But How Do It Know?: The Basic Principles of Computers for Everyone (英语) 平装 – 2011年3月15日
J. Clark Scott has had a long and diverse career in the computer industry, starting at large companies such as IBM and Intel, and eventually becoming the author of four successful consumer software packages. Early in his career, he noticed how confused some of his friends were about computers and gave them lectures to teach them how simple the basics really were. It was at that time that the idea for this book was born. This is his first book, but one that has been in the works for decades.
But don't think that just because engineering students find use of this book, that it is too complicated for those out of the discipline.
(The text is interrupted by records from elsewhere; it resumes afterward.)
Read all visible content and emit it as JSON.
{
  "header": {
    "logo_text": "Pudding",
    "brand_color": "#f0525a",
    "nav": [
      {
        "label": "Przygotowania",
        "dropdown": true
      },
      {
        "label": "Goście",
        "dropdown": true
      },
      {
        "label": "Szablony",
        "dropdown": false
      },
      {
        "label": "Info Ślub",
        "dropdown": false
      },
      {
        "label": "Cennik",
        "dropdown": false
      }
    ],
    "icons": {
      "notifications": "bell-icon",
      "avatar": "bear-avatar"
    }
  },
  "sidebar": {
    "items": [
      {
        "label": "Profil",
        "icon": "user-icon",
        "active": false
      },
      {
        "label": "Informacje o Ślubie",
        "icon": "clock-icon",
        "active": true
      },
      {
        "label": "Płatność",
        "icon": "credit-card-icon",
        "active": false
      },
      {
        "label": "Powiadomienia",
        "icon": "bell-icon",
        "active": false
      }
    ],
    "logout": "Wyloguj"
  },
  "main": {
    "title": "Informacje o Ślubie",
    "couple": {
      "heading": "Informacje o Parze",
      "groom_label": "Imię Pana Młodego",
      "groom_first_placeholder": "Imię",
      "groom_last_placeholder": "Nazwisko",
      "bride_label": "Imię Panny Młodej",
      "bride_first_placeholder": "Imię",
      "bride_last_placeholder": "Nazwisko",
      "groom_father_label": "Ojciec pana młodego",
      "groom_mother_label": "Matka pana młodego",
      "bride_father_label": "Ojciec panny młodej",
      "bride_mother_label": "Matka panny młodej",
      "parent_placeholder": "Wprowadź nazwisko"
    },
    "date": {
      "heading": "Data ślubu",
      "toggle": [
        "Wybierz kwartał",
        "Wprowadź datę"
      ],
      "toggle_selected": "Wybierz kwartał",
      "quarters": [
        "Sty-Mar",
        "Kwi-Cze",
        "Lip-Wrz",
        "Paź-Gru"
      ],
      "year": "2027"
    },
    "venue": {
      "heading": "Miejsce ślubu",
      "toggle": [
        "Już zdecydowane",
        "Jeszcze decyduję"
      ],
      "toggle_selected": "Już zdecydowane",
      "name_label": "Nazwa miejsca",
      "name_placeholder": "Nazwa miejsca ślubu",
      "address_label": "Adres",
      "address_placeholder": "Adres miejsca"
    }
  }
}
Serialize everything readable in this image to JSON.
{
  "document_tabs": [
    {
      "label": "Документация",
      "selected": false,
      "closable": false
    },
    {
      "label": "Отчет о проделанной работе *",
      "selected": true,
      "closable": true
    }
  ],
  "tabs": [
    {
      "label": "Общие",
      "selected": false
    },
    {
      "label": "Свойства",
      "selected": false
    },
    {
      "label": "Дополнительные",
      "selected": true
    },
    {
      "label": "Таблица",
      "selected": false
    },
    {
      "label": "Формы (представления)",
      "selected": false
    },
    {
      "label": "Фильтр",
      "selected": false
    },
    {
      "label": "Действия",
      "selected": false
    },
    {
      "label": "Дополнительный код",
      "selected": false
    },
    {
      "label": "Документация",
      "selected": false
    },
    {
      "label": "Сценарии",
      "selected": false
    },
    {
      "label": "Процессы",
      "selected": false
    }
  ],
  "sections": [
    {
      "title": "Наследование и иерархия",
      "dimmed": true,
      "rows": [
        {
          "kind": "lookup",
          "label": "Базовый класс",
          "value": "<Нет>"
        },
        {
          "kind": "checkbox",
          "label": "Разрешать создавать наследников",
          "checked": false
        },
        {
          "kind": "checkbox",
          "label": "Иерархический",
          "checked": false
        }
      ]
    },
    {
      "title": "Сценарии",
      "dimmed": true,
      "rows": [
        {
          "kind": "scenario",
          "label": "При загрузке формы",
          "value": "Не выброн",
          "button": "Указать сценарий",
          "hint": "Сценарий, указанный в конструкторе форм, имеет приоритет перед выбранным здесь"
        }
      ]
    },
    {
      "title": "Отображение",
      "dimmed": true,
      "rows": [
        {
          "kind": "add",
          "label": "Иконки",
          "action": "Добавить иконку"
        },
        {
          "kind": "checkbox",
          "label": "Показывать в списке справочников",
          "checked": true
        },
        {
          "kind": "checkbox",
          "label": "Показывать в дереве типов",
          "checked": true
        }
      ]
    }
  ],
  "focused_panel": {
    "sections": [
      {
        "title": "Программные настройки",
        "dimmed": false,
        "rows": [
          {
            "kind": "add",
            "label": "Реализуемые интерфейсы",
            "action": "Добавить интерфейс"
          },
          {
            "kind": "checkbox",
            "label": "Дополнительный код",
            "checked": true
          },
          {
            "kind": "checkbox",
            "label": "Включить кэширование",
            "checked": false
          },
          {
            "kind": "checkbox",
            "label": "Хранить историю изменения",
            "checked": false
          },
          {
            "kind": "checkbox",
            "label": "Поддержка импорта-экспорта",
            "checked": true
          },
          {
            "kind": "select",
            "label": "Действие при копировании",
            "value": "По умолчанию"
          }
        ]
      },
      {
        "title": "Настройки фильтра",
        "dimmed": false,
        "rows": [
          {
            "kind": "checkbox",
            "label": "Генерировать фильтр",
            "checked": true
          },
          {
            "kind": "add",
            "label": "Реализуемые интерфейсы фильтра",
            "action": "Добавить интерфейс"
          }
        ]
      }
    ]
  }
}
The author does a great job of breaking down every little necessary nuance of each building block and thoroughly describes how each block works together to make a computer work; all wrapped up in a short ~200 page book. It is written without complex, technical jargon which avoids confusion wherever possible, and is readable by most who have a strong desire to learn more about how computers work.
This was such an interesting and informative read. Again, I highly recommend this book to anyone with even the slightest curiosity about how a computer works.
I think that may be why Mr Scott wrote this book. He genuinely wants you to understand how a computer works. He evidently spent a LOT of time designing the computer in this book. It is a fully functional computer and, from other research I have done, it actually works a lot like the computers we use every day. That is rare to find. There are many books out there that talk about the grand theories of computing but never get down into the hardware and what the wires and transistors are actually doing to make things work. Other books will try to build a very very basic computer with you but since it is just a teaching tool, you learn a lot of concepts about computing that don't really work well in reality. This book is the happy medium between the two, not too technical to be overwhelming and not so basic that its unhelpful.
If you are looking for a book that will help you understand how your computer works, this is it. There is no other book that I have found that can explain this subject in such a way that you walk away feeling like you finally have clarity on a subject that has been so fuzzy for so long. Its a good feeling, and I highly recommend this book to you if you are looking for that kind of clarity about computers as well.
If you want to make sure you understand everything, the order I read all four of these books started with the "green one"(Rodger young), "Code" (Charles Petzold), "But How do it know" (Clark Scott), and Inside The Machine (John Stokes)- not entirely finished with this one but is easy now. I understand everything %100 I have read in all of these books- but I believe the order I read the books helped me understand it all within a short amount of time. I am hoping to understand my fifth book "Elements on Computer Systems" (Noam Nissan) which a while back I thought looked like gibberish on paper. lol